__WHAT YOU ARE ASKED TO DO__
The lines you return must be all those in the data that hold the string "created".

================================

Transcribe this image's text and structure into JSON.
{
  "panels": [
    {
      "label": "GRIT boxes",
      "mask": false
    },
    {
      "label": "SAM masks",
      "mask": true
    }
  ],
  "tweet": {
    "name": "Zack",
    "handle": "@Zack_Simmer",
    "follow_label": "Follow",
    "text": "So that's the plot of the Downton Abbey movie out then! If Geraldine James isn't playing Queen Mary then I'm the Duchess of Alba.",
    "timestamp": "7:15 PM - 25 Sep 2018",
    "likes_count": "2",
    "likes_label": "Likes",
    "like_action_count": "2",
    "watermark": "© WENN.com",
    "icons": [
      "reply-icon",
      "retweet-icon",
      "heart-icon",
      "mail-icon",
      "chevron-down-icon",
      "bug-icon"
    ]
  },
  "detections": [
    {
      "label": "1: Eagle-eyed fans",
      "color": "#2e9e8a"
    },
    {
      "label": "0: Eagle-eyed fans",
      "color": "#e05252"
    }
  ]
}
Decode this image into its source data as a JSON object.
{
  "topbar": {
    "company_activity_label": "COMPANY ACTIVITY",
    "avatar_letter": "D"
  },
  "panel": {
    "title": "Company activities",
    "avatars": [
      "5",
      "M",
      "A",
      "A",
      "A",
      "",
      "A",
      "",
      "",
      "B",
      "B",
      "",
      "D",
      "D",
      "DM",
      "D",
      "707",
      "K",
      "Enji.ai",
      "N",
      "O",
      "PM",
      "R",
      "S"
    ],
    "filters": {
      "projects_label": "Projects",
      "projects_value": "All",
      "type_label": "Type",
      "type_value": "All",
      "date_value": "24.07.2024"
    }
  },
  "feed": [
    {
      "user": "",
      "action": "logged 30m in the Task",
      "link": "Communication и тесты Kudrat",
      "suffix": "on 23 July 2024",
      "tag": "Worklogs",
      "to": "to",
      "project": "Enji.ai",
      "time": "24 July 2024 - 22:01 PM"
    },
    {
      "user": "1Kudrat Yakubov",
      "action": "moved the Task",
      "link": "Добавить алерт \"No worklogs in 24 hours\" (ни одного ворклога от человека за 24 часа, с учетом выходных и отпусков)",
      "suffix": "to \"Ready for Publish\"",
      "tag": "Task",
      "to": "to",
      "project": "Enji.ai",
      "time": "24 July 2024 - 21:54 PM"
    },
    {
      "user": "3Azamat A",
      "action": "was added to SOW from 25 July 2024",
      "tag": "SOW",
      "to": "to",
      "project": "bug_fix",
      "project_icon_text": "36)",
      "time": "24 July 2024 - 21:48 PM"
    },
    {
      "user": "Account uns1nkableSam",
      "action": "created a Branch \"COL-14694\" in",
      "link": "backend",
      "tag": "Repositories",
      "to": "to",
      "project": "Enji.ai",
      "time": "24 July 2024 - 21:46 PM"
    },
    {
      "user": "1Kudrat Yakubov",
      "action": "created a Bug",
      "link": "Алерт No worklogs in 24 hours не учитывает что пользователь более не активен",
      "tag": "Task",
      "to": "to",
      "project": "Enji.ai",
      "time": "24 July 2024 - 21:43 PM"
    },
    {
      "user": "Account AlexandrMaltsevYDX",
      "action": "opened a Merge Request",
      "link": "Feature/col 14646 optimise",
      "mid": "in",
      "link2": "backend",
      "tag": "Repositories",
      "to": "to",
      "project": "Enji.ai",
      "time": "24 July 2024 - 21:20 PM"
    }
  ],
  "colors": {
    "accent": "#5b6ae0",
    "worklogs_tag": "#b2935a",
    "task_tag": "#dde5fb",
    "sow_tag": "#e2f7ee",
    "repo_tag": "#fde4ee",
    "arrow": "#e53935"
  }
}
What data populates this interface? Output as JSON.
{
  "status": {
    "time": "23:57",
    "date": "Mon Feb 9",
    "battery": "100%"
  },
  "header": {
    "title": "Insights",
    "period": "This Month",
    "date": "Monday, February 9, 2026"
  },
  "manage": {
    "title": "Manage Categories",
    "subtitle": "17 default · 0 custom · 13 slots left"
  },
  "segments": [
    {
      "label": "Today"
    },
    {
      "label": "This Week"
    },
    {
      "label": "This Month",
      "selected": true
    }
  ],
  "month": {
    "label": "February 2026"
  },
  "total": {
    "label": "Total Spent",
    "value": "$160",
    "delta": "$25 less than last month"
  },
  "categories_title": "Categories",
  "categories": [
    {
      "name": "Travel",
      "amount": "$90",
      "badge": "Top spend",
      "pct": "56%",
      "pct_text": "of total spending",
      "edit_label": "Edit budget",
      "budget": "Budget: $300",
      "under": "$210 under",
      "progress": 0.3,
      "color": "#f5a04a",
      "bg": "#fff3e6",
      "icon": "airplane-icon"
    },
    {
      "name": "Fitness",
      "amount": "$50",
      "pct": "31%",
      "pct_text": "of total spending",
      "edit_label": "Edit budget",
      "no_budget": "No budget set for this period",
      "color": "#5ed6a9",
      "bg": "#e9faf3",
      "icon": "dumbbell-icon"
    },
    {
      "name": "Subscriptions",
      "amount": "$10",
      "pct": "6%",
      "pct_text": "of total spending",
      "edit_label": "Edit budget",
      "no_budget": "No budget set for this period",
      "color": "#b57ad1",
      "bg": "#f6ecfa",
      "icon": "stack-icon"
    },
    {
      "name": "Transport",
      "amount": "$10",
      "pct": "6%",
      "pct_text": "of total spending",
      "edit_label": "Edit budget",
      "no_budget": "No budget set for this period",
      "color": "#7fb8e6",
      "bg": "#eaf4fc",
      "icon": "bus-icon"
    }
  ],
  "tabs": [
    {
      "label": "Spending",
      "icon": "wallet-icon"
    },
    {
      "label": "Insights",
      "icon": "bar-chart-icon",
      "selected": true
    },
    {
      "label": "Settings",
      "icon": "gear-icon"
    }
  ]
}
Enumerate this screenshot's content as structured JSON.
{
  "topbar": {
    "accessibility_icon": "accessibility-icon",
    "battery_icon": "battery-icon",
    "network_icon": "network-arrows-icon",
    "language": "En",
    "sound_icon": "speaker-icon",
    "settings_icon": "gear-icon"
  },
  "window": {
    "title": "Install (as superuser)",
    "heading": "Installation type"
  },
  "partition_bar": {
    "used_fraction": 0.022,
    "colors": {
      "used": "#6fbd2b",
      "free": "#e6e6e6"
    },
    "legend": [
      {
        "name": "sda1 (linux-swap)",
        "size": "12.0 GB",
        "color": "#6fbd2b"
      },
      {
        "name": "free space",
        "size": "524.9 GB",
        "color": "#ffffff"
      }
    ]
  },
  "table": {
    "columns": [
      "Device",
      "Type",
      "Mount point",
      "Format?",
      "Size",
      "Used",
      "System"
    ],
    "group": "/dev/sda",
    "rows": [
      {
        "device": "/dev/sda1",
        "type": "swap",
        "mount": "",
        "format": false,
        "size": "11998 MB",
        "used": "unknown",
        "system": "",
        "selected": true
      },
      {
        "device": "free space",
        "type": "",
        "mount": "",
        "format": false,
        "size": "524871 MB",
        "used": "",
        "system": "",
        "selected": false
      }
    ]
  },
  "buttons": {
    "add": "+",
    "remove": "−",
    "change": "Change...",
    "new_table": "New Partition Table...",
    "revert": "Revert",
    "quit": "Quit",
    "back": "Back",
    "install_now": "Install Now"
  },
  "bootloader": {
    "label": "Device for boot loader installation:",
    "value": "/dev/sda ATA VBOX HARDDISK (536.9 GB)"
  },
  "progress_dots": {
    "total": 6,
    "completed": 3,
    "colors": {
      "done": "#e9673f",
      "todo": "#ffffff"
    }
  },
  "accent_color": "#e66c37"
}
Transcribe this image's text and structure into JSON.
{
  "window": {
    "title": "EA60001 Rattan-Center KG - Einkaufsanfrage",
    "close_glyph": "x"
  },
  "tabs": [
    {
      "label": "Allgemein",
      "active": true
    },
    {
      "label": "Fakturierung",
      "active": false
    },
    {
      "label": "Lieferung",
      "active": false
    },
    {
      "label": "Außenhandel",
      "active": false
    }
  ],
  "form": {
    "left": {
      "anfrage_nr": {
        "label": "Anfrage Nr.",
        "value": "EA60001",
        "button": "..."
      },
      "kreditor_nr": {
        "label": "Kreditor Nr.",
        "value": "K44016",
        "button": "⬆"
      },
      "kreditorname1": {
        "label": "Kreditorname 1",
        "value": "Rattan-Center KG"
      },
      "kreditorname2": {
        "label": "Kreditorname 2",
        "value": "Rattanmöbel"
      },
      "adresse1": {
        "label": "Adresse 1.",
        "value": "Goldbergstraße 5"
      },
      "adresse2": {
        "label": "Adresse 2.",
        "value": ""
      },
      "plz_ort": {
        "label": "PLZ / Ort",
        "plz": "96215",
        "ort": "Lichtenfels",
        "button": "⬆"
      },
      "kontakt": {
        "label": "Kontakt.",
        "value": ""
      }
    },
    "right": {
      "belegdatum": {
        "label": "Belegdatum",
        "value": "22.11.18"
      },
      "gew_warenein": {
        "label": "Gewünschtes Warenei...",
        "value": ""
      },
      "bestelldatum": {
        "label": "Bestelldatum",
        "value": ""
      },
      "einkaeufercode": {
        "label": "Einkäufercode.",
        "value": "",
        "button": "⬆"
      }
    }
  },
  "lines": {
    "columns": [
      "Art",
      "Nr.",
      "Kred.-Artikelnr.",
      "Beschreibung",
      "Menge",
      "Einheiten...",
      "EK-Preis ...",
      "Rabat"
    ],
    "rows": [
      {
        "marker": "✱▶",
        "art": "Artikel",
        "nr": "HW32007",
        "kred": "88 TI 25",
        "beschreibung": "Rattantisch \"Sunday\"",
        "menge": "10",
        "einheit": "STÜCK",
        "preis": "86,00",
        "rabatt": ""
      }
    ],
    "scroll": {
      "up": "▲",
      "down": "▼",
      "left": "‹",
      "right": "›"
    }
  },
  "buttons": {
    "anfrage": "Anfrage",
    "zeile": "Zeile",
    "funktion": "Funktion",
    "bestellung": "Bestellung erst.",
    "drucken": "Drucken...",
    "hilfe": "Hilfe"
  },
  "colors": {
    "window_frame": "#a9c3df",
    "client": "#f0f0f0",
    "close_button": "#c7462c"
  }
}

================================

__RESPONSE AREA__
      "action": "created a Branch \"COL-14694\" in",
      "action": "created a Bug",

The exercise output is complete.